Erectile dysfunction can be permanent or temporary, depending on the cancer treatment. Men can ask their health-care provider for oral medication, get a penile vacuum-erection device, learn to use penile injections or get a penile implant. What works for one man may not work for another.

Orgasms may change after cancer: They may be less forceful, take longer or not happen at all. Changing positions can help, as can the use of erotic devices. Depending on their treatment, some men may have less ejaculate, “dry” orgasms or retrograde ejaculations, where the seminal fluid goes into the bladder and then out of the body with urination. They continue to experience pleasure with orgasm, but it is different.

Insomnia can occur or worsen after a cancer diagnosis. It is important to get help for this so you have energy to enjoy your life. You will not be very interested in sexual activities if you can’t sleep.

Depression can happen at any time in your life, but cancer survivors have a 20 to 40 percent rate of depression. When you are depressed, you may not be interested in any activity, including sex. Seek treatment from a health-care provider.

Anxiety can keep you from focusing on sexual activities and enjoying them. It can also interfere with sleep and concentration. It is important to have this treated.

Fertility loss can be devastating. Sometimes you have the luxury of sperm- or egg-banking, but often this is not an option because the cancer needs immediate treatment. Couples need counseling to help deal with this loss and to find other options for having children. If you are single, you may feel that no one will be interested in you if you are sterile, but you would be surprised at how little this affects your dating prospects.

A factor in adjusting sexually after surviving cancer is your feelings about sexuality before cancer. Often people have a pattern of sexual behavior before diagnosis and attempt to return to it after treatment. If you have discomfort or fail to function as before, do not stop trying. The cancer experience encourages a more intimate and intense interpersonal relationship, and you can build on that as your relationship continues.

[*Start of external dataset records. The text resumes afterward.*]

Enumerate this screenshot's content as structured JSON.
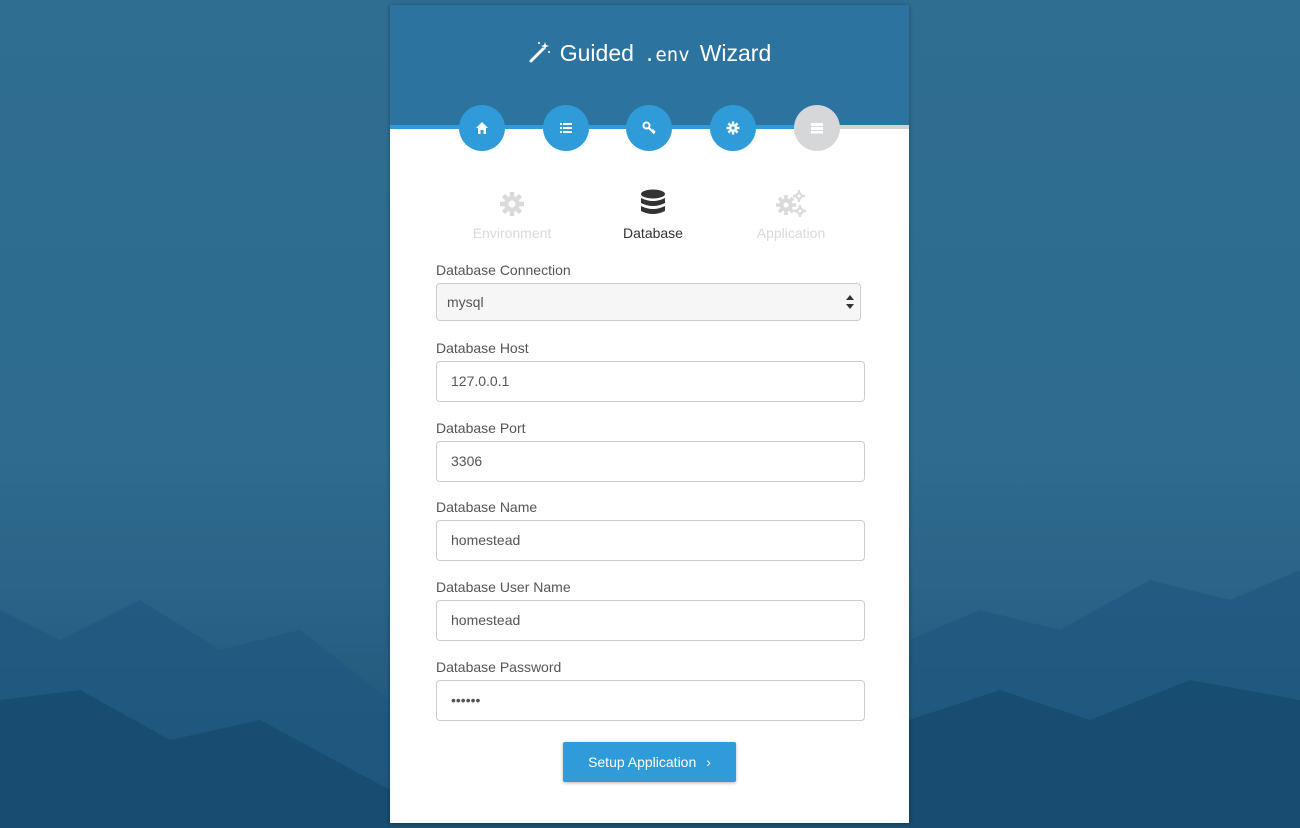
{
  "header": {
    "title_part1": "Guided",
    "title_mono": ".env",
    "title_part2": "Wizard",
    "wand_icon": "magic-wand-icon"
  },
  "steps": [
    {
      "icon": "home-icon",
      "state": "complete"
    },
    {
      "icon": "list-icon",
      "state": "complete"
    },
    {
      "icon": "key-icon",
      "state": "complete"
    },
    {
      "icon": "gear-icon",
      "state": "complete"
    },
    {
      "icon": "server-icon",
      "state": "current"
    }
  ],
  "progress_fraction": 0.82,
  "tabs": [
    {
      "label": "Environment",
      "icon": "cog-icon",
      "active": false
    },
    {
      "label": "Database",
      "icon": "database-icon",
      "active": true
    },
    {
      "label": "Application",
      "icon": "cogs-icon",
      "active": false
    }
  ],
  "form": {
    "connection": {
      "label": "Database Connection",
      "value": "mysql"
    },
    "host": {
      "label": "Database Host",
      "value": "127.0.0.1"
    },
    "port": {
      "label": "Database Port",
      "value": "3306"
    },
    "name": {
      "label": "Database Name",
      "value": "homestead"
    },
    "user": {
      "label": "Database User Name",
      "value": "homestead"
    },
    "password": {
      "label": "Database Password",
      "value": "••••••"
    }
  },
  "submit": {
    "label": "Setup Application",
    "chevron": "›"
  },
  "colors": {
    "accent": "#2f9bd9",
    "header": "#2c73a0",
    "inactive": "#d5d7d9",
    "background": "#2f6d91"
  }
}
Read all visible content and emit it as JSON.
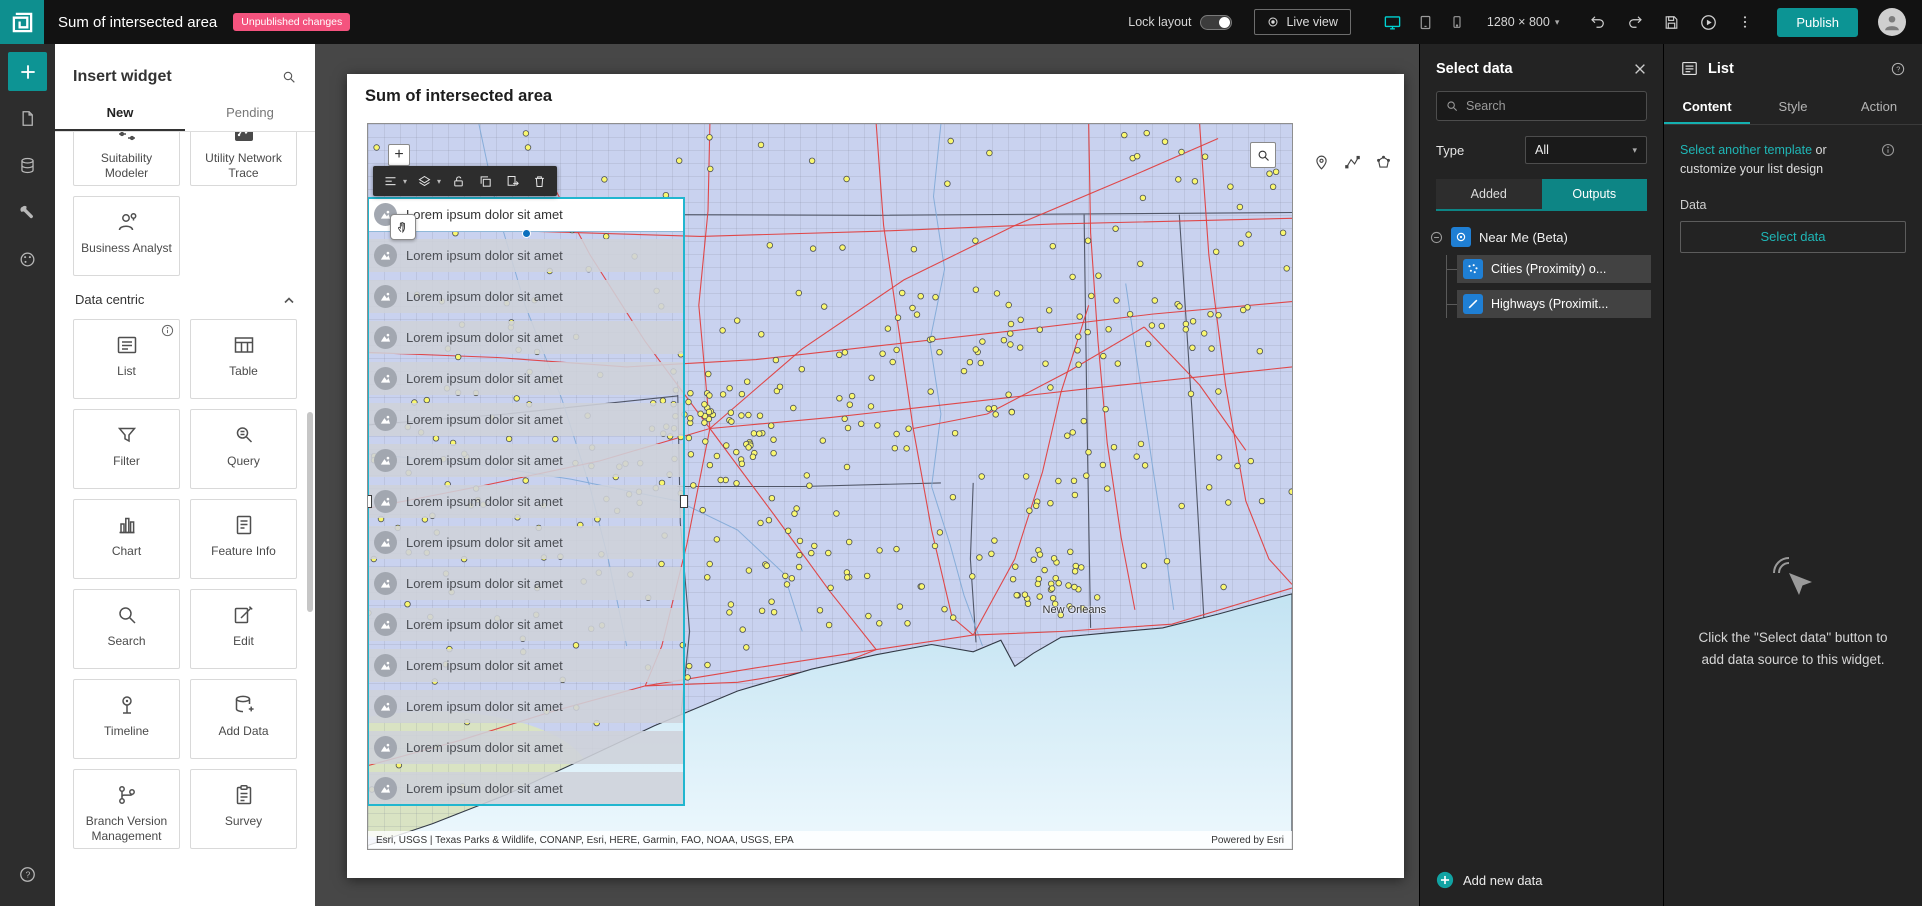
{
  "header": {
    "app_title": "Sum of intersected area",
    "badge": "Unpublished changes",
    "lock_layout_label": "Lock layout",
    "live_view_label": "Live view",
    "resolution": "1280 × 800",
    "publish_label": "Publish"
  },
  "insert_panel": {
    "title": "Insert widget",
    "tabs": [
      {
        "label": "New"
      },
      {
        "label": "Pending"
      }
    ],
    "top_cards": [
      {
        "label": "Suitability Modeler"
      },
      {
        "label": "Utility Network Trace"
      },
      {
        "label": "Business Analyst"
      }
    ],
    "section_label": "Data centric",
    "data_cards": [
      {
        "label": "List"
      },
      {
        "label": "Table"
      },
      {
        "label": "Filter"
      },
      {
        "label": "Query"
      },
      {
        "label": "Chart"
      },
      {
        "label": "Feature Info"
      },
      {
        "label": "Search"
      },
      {
        "label": "Edit"
      },
      {
        "label": "Timeline"
      },
      {
        "label": "Add Data"
      },
      {
        "label": "Branch Version Management"
      },
      {
        "label": "Survey"
      }
    ]
  },
  "canvas": {
    "artboard_title": "Sum of intersected area",
    "list_item_text": "Lorem ipsum dolor sit amet",
    "list_item_count": 15,
    "map_label_new_orleans": "New Orleans",
    "attribution": "Esri, USGS | Texas Parks & Wildlife, CONANP, Esri, HERE, Garmin, FAO, NOAA, USGS, EPA",
    "powered_by": "Powered by Esri"
  },
  "select_data_panel": {
    "title": "Select data",
    "search_placeholder": "Search",
    "type_label": "Type",
    "type_value": "All",
    "tabs": [
      {
        "label": "Added"
      },
      {
        "label": "Outputs"
      }
    ],
    "tree_root_label": "Near Me (Beta)",
    "tree_children": [
      {
        "label": "Cities (Proximity) o..."
      },
      {
        "label": "Highways (Proximit..."
      }
    ],
    "add_new_data_label": "Add new data"
  },
  "settings_panel": {
    "title": "List",
    "tabs": [
      {
        "label": "Content"
      },
      {
        "label": "Style"
      },
      {
        "label": "Action"
      }
    ],
    "template_link": "Select another template",
    "template_rest": "or customize your list design",
    "data_label": "Data",
    "select_data_button": "Select data",
    "hint_line1": "Click the \"Select data\" button to",
    "hint_line2": "add data source to this widget."
  },
  "colors": {
    "accent_teal": "#0c9494",
    "accent_bright": "#00d2d2",
    "badge_pink": "#f4537e",
    "selection_blue": "#0b6fbd",
    "map_land": "#c9d2ef",
    "map_water": "#cfe9f6",
    "road_red": "#e04040",
    "dot_yellow": "#f9f770"
  }
}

One of the most important factors in improving your sexual relationship is communication: Talk about it. Ask health-care practitioners about sexual concerns; they can address them or refer you to someone who can. You do not have to suffer in silence — help is available. If sexuality is important to you, then it should be important to your health-care practitioner, too.

Mary K. Hughes has been a clinical nurse specialist in the psychiatry department at The University of Texas M.D. Anderson Cancer Center since 1990. She is a clinical instructor in nursing at Texas Woman’s University in Houston and The University of Texas- Houston.  Over the past 20 years, she has assisted patients across the cancer continuum in dealing with quality-of-life issues such as depression, anxiety and insomnia as well as cancer-related sexuality changes. She has published on these subjects and lectures internationally and nationally about quality-of-life issues of those diagnosed with cancer.